| Work instructions |
Line by line, return everything in the listing exactly.

| Data for review |
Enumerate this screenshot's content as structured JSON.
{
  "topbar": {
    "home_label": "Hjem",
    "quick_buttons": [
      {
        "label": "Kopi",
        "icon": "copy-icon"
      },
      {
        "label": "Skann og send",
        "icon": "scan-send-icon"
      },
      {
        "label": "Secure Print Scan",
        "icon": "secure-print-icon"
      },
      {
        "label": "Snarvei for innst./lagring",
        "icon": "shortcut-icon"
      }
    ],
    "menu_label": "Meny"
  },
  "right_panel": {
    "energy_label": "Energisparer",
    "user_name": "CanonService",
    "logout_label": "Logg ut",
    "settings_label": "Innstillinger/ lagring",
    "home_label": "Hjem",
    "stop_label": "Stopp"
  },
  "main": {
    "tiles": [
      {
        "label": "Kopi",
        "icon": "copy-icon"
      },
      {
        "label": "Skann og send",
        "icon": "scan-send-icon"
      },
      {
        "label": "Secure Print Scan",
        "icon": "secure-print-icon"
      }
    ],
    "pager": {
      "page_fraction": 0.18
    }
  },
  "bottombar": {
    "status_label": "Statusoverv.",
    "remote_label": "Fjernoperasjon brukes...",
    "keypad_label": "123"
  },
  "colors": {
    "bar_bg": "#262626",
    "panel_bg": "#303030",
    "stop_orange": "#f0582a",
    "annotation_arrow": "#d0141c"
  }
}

| Output of the task |
Enumerate this screenshot's content as structured JSON.
{
  "topbar": {
    "home_label": "Hjem",
    "quick_buttons": [
      {
        "label": "Kopi",
        "icon": "copy-icon"
      },
      {
        "label": "Skann og send",
        "icon": "scan-send-icon"
      },
      {
        "label": "Secure Print Scan",
        "icon": "secure-print-icon"
      },
      {
        "label": "Snarvei for innst./lagring",
        "icon": "shortcut-icon"
      }
    ],
    "menu_label": "Meny"
  },
  "right_panel": {
    "energy_label": "Energisparer",
    "user_name": "CanonService",
    "logout_label": "Logg ut",
    "settings_label": "Innstillinger/ lagring",
    "home_label": "Hjem",
    "stop_label": "Stopp"
  },
  "main": {
    "tiles": [
      {
        "label": "Kopi",
        "icon": "copy-icon"
      },
      {
        "label": "Skann og send",
        "icon": "scan-send-icon"
      },
      {
        "label": "Secure Print Scan",
        "icon": "secure-print-icon"
      }
    ],
    "pager": {
      "page_fraction": 0.18
    }
  },
  "bottombar": {
    "status_label": "Statusoverv.",
    "remote_label": "Fjernoperasjon brukes...",
    "keypad_label": "123"
  },
  "colors": {
    "bar_bg": "#262626",
    "panel_bg": "#303030",
    "stop_orange": "#f0582a",
    "annotation_arrow": "#d0141c"
  }
}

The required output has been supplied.